    Rosko MD, Chillingerian JA (1999) Estimating hospital inefficiency: does case mix matter? Health Care Manage Sci 23(1):57–71Google Scholar
  41. 41.
    Schreyögg J, Stargardt T, Tiemann O (2011) Costs and quality of hospitals in different health care systems: a multi-level approach with propensity score matching. Health Econ 20(1):85–100CrossRefGoogle Scholar
  42. 42.
    Simar L, Wilson PW (2007) Estimation and inference in two-stage, semi-parametric models of production processes. J Econom 136(1):31–64CrossRefGoogle Scholar
  43. 43.
    Staat M (2006) Efficiency of hospitals in Germany: a DEA-bootstrap approach. Appl Econ 38(19):2255–2263CrossRefGoogle Scholar
  44. 44.
    Statistisches Bundesamt (2008) Krankenhaus- Landschaft im Umbruch. Begleitmaterial zur Pressekonferenz am 10. Dezember 2008 in BerlinGoogle Scholar
  45. 45.
    Steinmann L, Dittrich G, Karmann A, Zweifel P (2004) Measuring and comparing the (in)efficiency of German and Swiss hospitals. Eur J Health Econ 5(3):216–226CrossRefGoogle Scholar
  46. 46.
    Tiemann O, Schreyögg J (2009) Effects of ownership on hospital efficiency in Germany. BuR Bus Res J 2(2):115–145Google Scholar
  47. 47.
    Town R, Vistnes G (2001) Hospital competition in HMO networks. J Health Econ 20(5):733–753CrossRefGoogle Scholar
  48. 48.
    Van Biesebroeck J (2007) Robustness of productivity estimates. J Ind Econ 55(3):529–569CrossRefGoogle Scholar
  49. 49.
    Wang H, Schmidt P (2002) One-step and two-step estimation of the effects of exogenous variables on technical efficiency levels. Journal of Productivity Analysis 18(2):129–144CrossRefGoogle Scholar
  50. 50.
    Webster TM, Baumgartner R, Sprunger JK, Baldwin DD, McDougall EM, Herrell SD (2005) A clinical pathway for laparoscopic pyeloplasty decreases length of stay. J Urol 173(6):2081–2084CrossRefGoogle Scholar
  51. 51.
    Werblow A, Karmann A, Robra BP (2010) Effizienz, Wettbewerb und regionale Unterschiede in der stationären Versorgung.

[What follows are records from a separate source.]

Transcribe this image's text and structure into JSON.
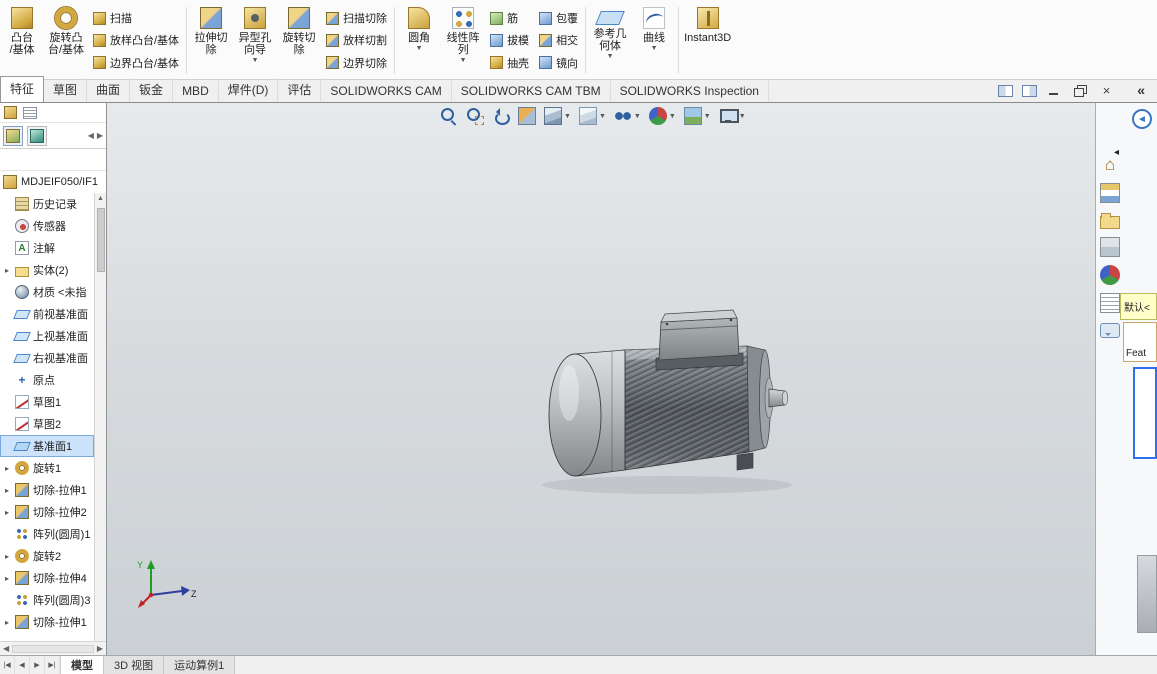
{
  "glyphs": {
    "collapse": "«",
    "back": "◄",
    "small_left": "◂",
    "left": "◀",
    "right": "▶",
    "up": "▲",
    "down": "▼",
    "caret": "▼",
    "expand": "▸",
    "close": "×",
    "home": "⌂"
  },
  "ribbon": {
    "boss_base": "凸台\n/基体",
    "revolve_boss": "旋转凸\n台/基体",
    "sweep": "扫描",
    "loft": "放样凸台/基体",
    "boundary": "边界凸台/基体",
    "extruded_cut": "拉伸切\n除",
    "hole_wizard": "异型孔\n向导",
    "revolved_cut": "旋转切\n除",
    "swept_cut": "扫描切除",
    "lofted_cut": "放样切割",
    "boundary_cut": "边界切除",
    "fillet": "圆角",
    "linear_pattern": "线性阵\n列",
    "rib": "筋",
    "draft": "拔模",
    "shell": "抽壳",
    "wrap": "包覆",
    "intersect": "相交",
    "mirror": "镜向",
    "ref_geometry": "参考几\n何体",
    "curves": "曲线",
    "instant3d": "Instant3D"
  },
  "tabs": [
    {
      "label": "特征",
      "active": true
    },
    {
      "label": "草图"
    },
    {
      "label": "曲面"
    },
    {
      "label": "钣金"
    },
    {
      "label": "MBD"
    },
    {
      "label": "焊件(D)"
    },
    {
      "label": "评估"
    },
    {
      "label": "SOLIDWORKS CAM"
    },
    {
      "label": "SOLIDWORKS CAM TBM"
    },
    {
      "label": "SOLIDWORKS Inspection"
    }
  ],
  "tree": {
    "root": "MDJEIF050/IF1",
    "items": [
      {
        "label": "历史记录",
        "icon": "history"
      },
      {
        "label": "传感器",
        "icon": "sensors"
      },
      {
        "label": "注解",
        "icon": "annot"
      },
      {
        "label": "实体(2)",
        "icon": "solids",
        "expand": true
      },
      {
        "label": "材质 <未指",
        "icon": "material"
      },
      {
        "label": "前视基准面",
        "icon": "plane"
      },
      {
        "label": "上视基准面",
        "icon": "plane"
      },
      {
        "label": "右视基准面",
        "icon": "plane"
      },
      {
        "label": "原点",
        "icon": "origin"
      },
      {
        "label": "草图1",
        "icon": "sketch"
      },
      {
        "label": "草图2",
        "icon": "sketch"
      },
      {
        "label": "基准面1",
        "icon": "plane",
        "selected": true
      },
      {
        "label": "旋转1",
        "icon": "revolve",
        "expand": true
      },
      {
        "label": "切除-拉伸1",
        "icon": "cut",
        "expand": true
      },
      {
        "label": "切除-拉伸2",
        "icon": "cut",
        "expand": true
      },
      {
        "label": "阵列(圆周)1",
        "icon": "pattern"
      },
      {
        "label": "旋转2",
        "icon": "revolve",
        "expand": true
      },
      {
        "label": "切除-拉伸4",
        "icon": "cut",
        "expand": true
      },
      {
        "label": "阵列(圆周)3",
        "icon": "pattern"
      },
      {
        "label": "切除-拉伸1",
        "icon": "cut",
        "expand": true
      }
    ]
  },
  "status": {
    "nav": [
      "|◀",
      "◀",
      "▶",
      "▶|"
    ],
    "tabs": [
      {
        "label": "模型",
        "active": true
      },
      {
        "label": "3D 视图"
      },
      {
        "label": "运动算例1"
      }
    ]
  },
  "flyout": {
    "config": "默认<",
    "feat": "Feat"
  },
  "triad": {
    "y": "Y",
    "z": "Z"
  }
}
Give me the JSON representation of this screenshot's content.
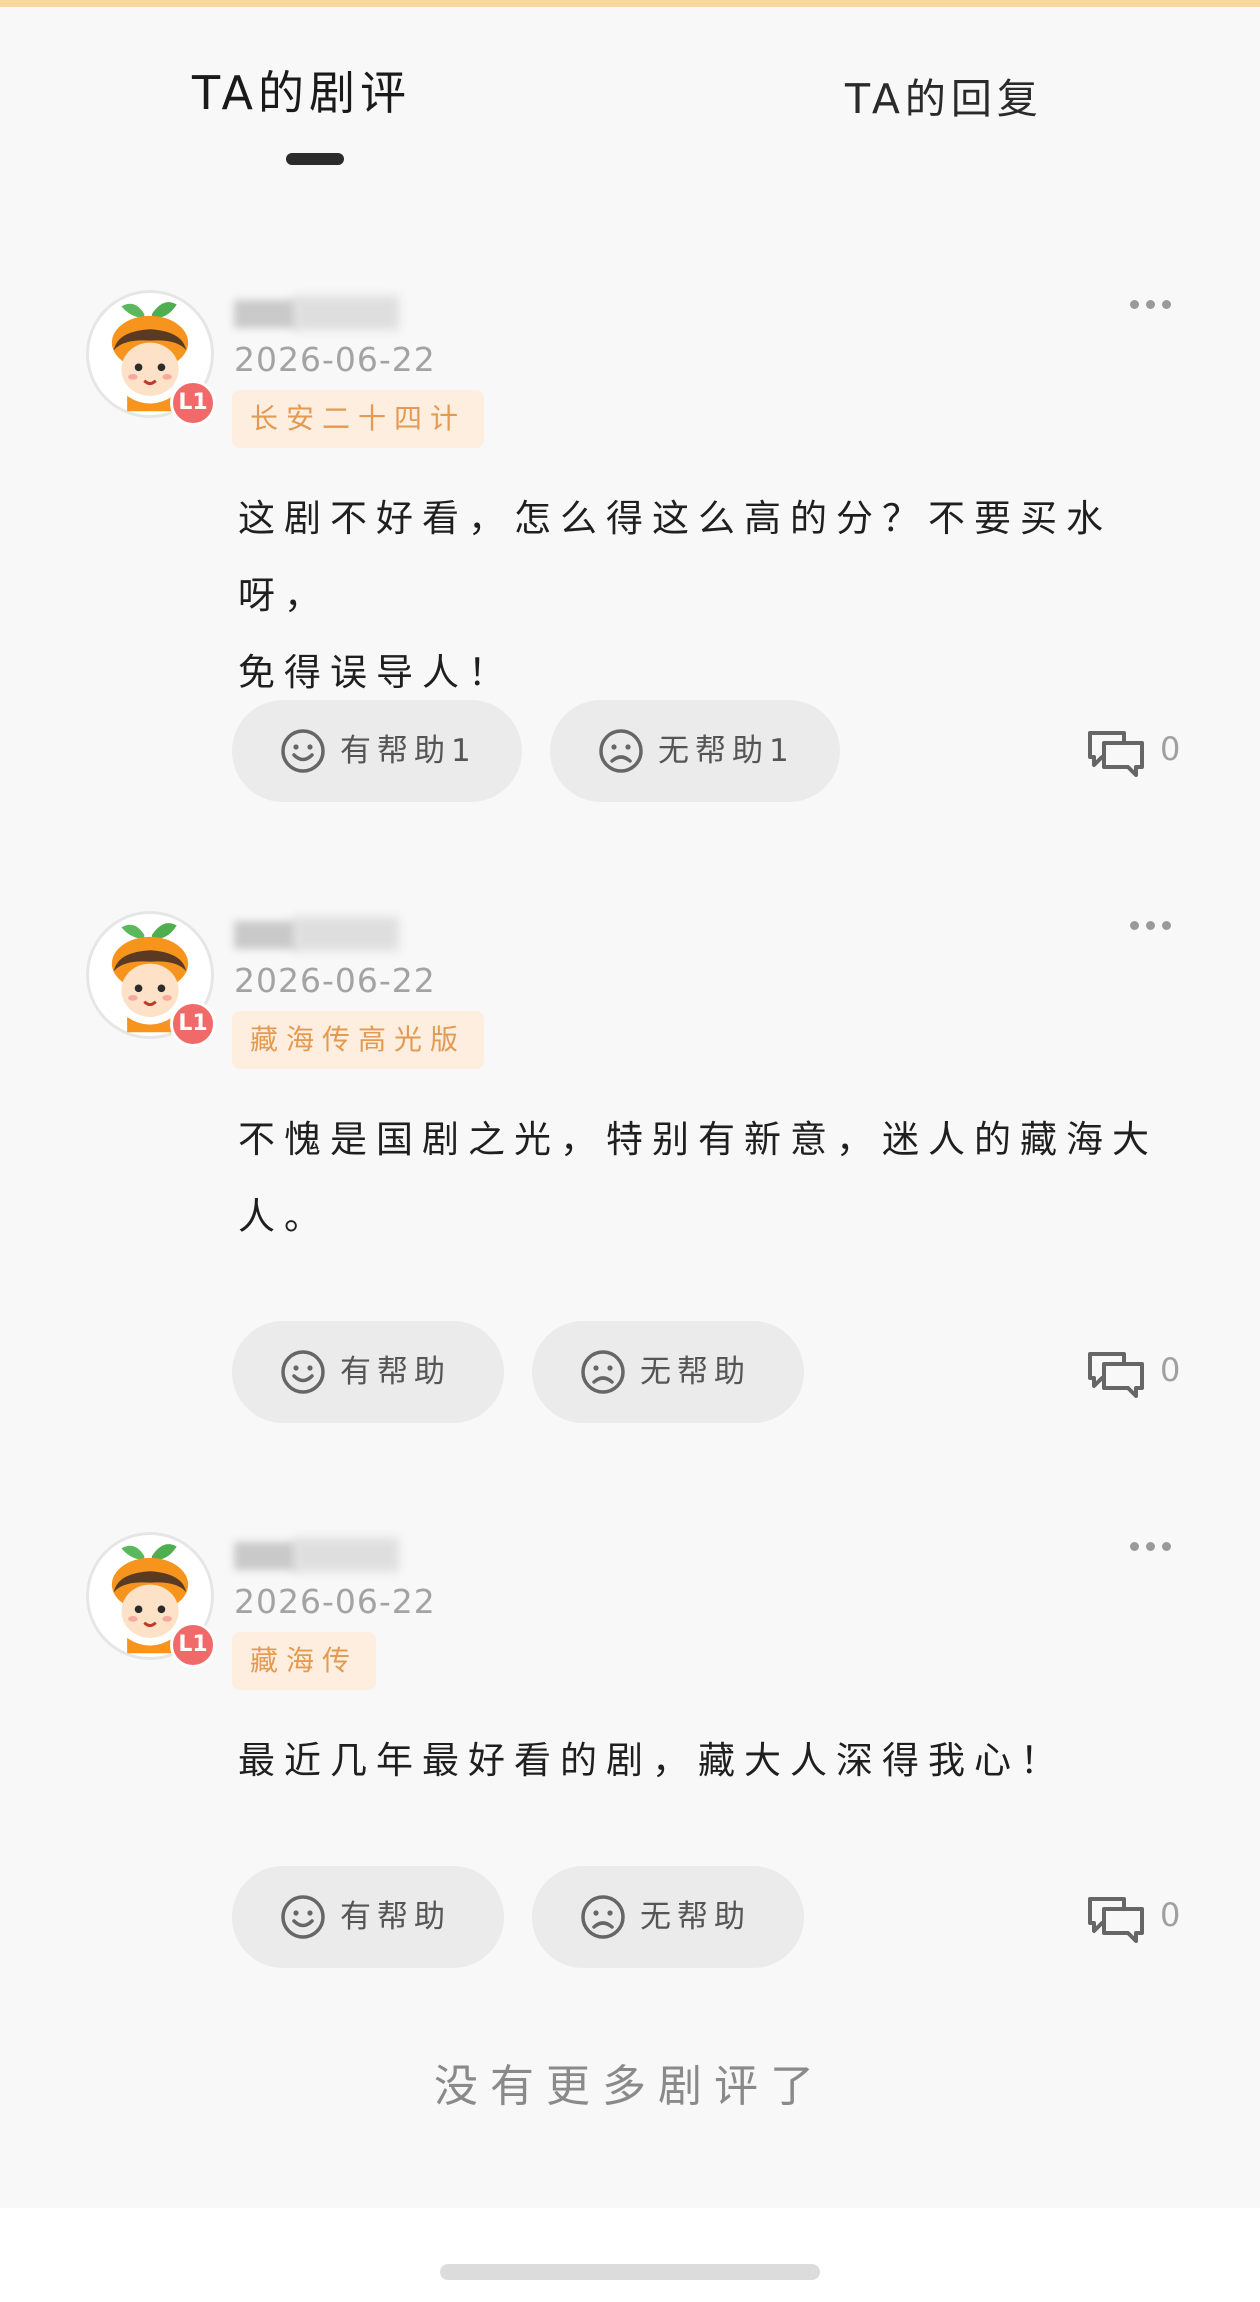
{
  "tabs": {
    "active_label": "TA的剧评",
    "inactive_label": "TA的回复"
  },
  "reviews": [
    {
      "date": "2026-06-22",
      "level": "L1",
      "drama_tag": "长安二十四计",
      "content_line1": "这剧不好看，怎么得这么高的分？不要买水呀，",
      "content_line2": "免得误导人！",
      "helpful_label": "有帮助1",
      "unhelpful_label": "无帮助1",
      "comment_count": "0"
    },
    {
      "date": "2026-06-22",
      "level": "L1",
      "drama_tag": "藏海传高光版",
      "content_line1": "不愧是国剧之光，特别有新意，迷人的藏海大",
      "content_line2": "人。",
      "helpful_label": "有帮助",
      "unhelpful_label": "无帮助",
      "comment_count": "0"
    },
    {
      "date": "2026-06-22",
      "level": "L1",
      "drama_tag": "藏海传",
      "content_line1": "最近几年最好看的剧，藏大人深得我心！",
      "content_line2": "",
      "helpful_label": "有帮助",
      "unhelpful_label": "无帮助",
      "comment_count": "0"
    }
  ],
  "footer": {
    "no_more_text": "没有更多剧评了"
  },
  "icons": {
    "more": "more-dots-icon",
    "smile": "smile-icon",
    "frown": "frown-icon",
    "comment": "comment-bubbles-icon",
    "avatar": "orange-kid-avatar"
  },
  "colors": {
    "accent_tag_bg": "#fdeedf",
    "accent_tag_text": "#e39a52",
    "level_badge": "#f06a6a",
    "top_strip": "#f9d79e"
  }
}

In: Klauber J, Geraedts M, Friedrich J (eds) Krankenhaus-Report 2010—Schwerpunkt: Krankenhausversorgung in der Krise? Stuttgart, Schattauer, pp 41–71Google Scholar
  52. 52.
    Werblow A, Robra BP (2007) Einsparpotenziale im medizinfernen Bereich deutscher Krankenhäuser—eine regionale Effizienzfront-Analyse. In: Klauber J, Schellschmidt H, Robra BP (eds) Krankenhaus-Report 2006—Schwerpunkt: Krankenhausmarkt im Umbruch. Stuttgart, Schattauer, pp 133–151Google Scholar
  53. 53.
    Wilson PW (1995) Detecting influential observations in data envelopment analysis. Journal of Productivity Analysis 6(1):27–45CrossRefGoogle Scholar
  54. 54.
    Zweifel P, Breyer F, Kifmann M (2009) Health economics. Springer, BerlinCrossRefGoogle Scholar

Copyright information

© Springer Science+Business Media, LLC 2011

Authors and Affiliations

  1. 1.Institut für Statistik und ÖkonometrieChristian-Albrechts-Universität zu KielKielGermany

Personalised recommendations